All Quiet on the Western Front
Post-Armistice operations off the Welsh coast.
The Armistice of 11 November 1918 saw an end to much of the hostilities, particularly on the Western Front. However, military operations continued on the home fronts, off the Irish and North seas, across the coasts of Wales into early 1919. Airships had been deployed throughout the war to search for submarines and protect the vital shipping routes from the west into Holyhead, Liverpool, Bristol and Dublin.
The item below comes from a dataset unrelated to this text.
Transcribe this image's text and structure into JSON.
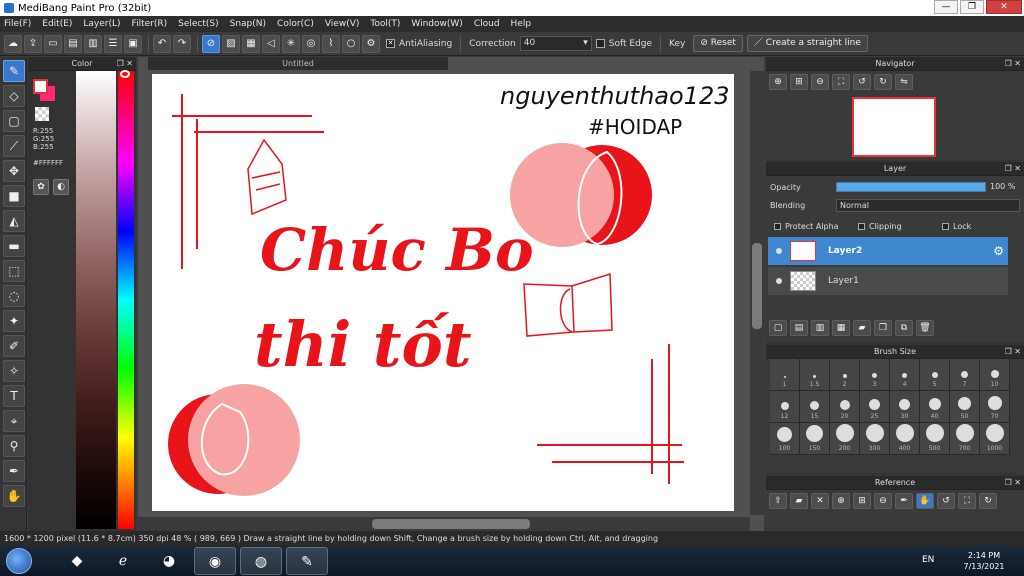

The airship stations at Llangefni on Anglesey and Milton in Pembrokeshire continued flying patrols to seek German U-boats that had yet to surrender. There was also the ever-present danger to shipping of sea mines, the purpose of which was to interrupt the flow of supplies to Britain and to hamper the British fleet. Mines were most often set near harbours and inlets, as these were areas of high traffic.
Great Britain reacted to the threat by setting up an intelligence network to identify, map, and distribute information about the location of mines (1) and to begin regular coastal patrols, often by airship on ‘seek and destroy’ missions.
Secret maps, such as this one, were essential to the British Navy to confidentially report on the status of German minefields to commanders and policymakers. This map in particular boasts of the British Navy’s successful minesweeping operations that minimized the threat posed by German mines.
Germany started laying operations almost as soon as World War I was declared with the first minefield being planted by the auxiliary minelayer Koenigin Louise, off Lowestoff on the night of 4/5 August 1914.
During World War I, Germany laid more than 43,000 mines which claimed 497 merchant vessels of 1,044,456 gross tons (GRT), with one source claiming the total was 586 Allied merchant ships. The British alone lost 44 warships and 225 auxiliaries to mines.
The British and Russians lost at least eight submarines to mines with the possibility that some of the six Russian and ten British submarines that disappeared without a trace during the war were also sunk by mines.
Several U-boats were fitted as mine-layers, and one of these planted a field off the east coast of the USA which claimed the armoured cruiser USS San Diego.
On 21 November 1918 the blimp Submarine Scout Zero 53, patrolling the approaches to Bristol Channel just below the Gower, spotted three mines that were floating on the surface. Failing to destroy two of them with the Lewis gun, a mine-sweeper was summoned from Swansea. By the time it had arrived they had already collided together and exploded. A trawler from Milford Haven was not so lucky and was struck by a mine in early 1919.
In one week, Zero airships from RAF Pembroke destroyed 23 mines in St George’s Channel and Carmarthen Bay , using the forward-mounted Lewis machine-gun that was carried specifically for this role.(4)
Not all of the post Armistice operations recorded in the flight logs of the airships based in Wales were of such hazardous nature. A number of the Zero blimps have records of ‘local flights’ in early 1919, often with a ‘passenger’. These ‘passengers’ were service personnel who never got a chance to ‘go up’ and were treated to a last chance to fly in an airship before being demobbed.
SSZ16, based at Pembroke, clocked up 6 hours of its recorded 8 hours flight time in January 1919, giving local flights to passengers.
Project Zero has been researching and recording the role of airships during the Great War in Wales and further details can be read on the project blog page
- “British Islands: Approximate Positions of Minefields. 19th August 1918.” Hydrographic Department of the Admiralty, under superintendence of Rear-Admiral J.F. Parry, C.B. Hydrographer, August 6th, 1917. William Rea Furlong map collection, Geography and Map Division, Library of Congress.
- Photo Credit Brian Turpin. Private Collection.
- Wales and the Air War 1914-1918, Alan Philips, Ambereley Publishing ,2015.
Gary Ball, Project Zero